When the event’s organizer, David Corfield, reached out to us on LinkedIn with the hackathon idea, we said, “Let’s do it.” The MBA students were rearing to go. Author and entrepreneur Seth Godin agreed to be the keynote speaker. RingCentral was more than happy to be gold sponsors of the initiative and provide all the Message, Video, Phone (MVP) collaboration tools needed for the event. Our messaging tools kept the teams could be in constant communication and allowed them to share documents, RingCentral Video allowed people from all over the country to work together remotely, RingCentral also provided our HD business phone solution so they could make quick calls from any device, and we enabled the final event webinar that included hundreds of participants.
In keeping with the adaptive spirit of the times, we did this in a matter of days and the energy, ambition, and results were inspiring.
In his keynote, Godin recounted the challenges he has faced with the dozens of companies he started. “Almost all of them hit a speed bump, almost all of them were squeezed, almost all of them had cash flow problems, almost all of them — at some point or another, hit the wall,” he said. “Slogs [downturns] have another side, that’s what makes them a slog.”
For me, the University of Washington team’s proposal for Cuisinett, a French restaurant in San Carlos, California, stood out the most (and eventually won first prize). Cuisinett has a loyal client base, a strong presence in their community, and real expertise in French food. But, of course, when the pandemic hit, they had to shut down their restaurant. They tried to diversify their offerings and operate like a gourmet market selling wine, gourmet salts, olive oil, salad, and sandwiches to go. It helped, but it hasn’t fully compensated for the loss in foot traffic.
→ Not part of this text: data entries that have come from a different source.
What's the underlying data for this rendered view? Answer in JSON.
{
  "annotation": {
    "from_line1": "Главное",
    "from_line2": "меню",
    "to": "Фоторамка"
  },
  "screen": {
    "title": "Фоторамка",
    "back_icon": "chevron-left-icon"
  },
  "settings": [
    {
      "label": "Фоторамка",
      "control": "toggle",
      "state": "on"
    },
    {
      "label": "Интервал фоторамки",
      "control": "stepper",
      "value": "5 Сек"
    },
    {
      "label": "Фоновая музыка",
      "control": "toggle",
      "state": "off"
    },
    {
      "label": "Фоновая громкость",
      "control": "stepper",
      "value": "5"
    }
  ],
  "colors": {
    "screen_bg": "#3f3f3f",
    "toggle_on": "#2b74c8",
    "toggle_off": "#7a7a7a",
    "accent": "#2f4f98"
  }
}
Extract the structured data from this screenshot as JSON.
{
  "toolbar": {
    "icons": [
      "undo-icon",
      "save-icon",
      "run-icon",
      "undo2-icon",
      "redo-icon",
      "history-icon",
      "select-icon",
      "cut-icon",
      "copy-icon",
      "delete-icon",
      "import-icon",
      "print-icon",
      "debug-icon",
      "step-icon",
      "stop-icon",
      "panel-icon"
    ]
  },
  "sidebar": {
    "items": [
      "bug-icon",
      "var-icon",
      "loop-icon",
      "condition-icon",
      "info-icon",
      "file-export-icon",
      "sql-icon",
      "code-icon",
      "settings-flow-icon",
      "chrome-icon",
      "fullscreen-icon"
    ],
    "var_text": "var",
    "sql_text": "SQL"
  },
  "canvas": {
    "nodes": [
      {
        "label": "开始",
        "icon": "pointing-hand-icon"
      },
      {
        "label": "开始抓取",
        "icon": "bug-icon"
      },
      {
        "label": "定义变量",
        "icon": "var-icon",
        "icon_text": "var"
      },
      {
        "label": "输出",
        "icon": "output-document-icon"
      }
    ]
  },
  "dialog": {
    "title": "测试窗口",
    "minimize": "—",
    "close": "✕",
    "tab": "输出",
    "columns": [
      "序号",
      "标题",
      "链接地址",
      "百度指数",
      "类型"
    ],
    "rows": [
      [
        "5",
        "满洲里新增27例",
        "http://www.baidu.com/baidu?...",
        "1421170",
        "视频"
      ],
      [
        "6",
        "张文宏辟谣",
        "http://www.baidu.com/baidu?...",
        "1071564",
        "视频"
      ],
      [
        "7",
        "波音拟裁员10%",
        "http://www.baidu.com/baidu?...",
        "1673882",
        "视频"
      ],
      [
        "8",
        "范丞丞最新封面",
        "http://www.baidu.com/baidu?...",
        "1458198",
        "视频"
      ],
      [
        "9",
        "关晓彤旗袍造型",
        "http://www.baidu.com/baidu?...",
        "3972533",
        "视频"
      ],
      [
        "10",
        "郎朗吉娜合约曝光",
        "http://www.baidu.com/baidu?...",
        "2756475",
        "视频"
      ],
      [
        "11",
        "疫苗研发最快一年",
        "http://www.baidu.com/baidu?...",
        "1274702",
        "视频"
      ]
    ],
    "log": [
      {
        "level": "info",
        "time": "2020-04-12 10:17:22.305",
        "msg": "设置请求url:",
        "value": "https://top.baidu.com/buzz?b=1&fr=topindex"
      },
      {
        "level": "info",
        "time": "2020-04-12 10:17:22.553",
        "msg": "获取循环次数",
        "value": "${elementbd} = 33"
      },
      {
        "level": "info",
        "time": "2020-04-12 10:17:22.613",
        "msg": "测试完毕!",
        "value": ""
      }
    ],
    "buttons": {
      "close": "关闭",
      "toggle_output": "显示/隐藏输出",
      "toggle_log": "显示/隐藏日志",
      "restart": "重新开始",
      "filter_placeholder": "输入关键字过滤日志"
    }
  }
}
That’s where the MBA students stepped in. Not only did their analysis conclude that this new model was viable moving forward, but their projections found that with a few tweaks Cuisinett could outpace its pre-COVID revenue. While dine-in service generates 30-40% margin minus labor (MML) for Cuisinett, a revamped takeout operation can generate about 60% MML. By adjusting their online interface, allying with other small businesses, and coming up with a few new offerings like a wine of the month-type subscription plan Cuisinett can actually be more profitable than it was pre-crisis.
“The MBA students were really good,” Geoffroy Raby who owns Cuisinette told us after the event. “None of them had restaurant experience, so it was valuable to get their feedback from an outside perspective.”
All in all, the event was energizing, and it left me feeling confident that collaboration is the way forward. Not only can businesses help customers, but they can help other businesses push forward in the new normal. I wasn’t the only one feeling inspired by the event, either: we surveyed the SMBs who took part, and they rated the experience a 9.5 out of 10.
One of the themes of Godin’s keynote was a reminder to “Keep going.” After watching the hackathon, I know that these businesses and the thousands of others like them have what it takes to persevere in the months ahead. I also know that we will do everything we can to support them.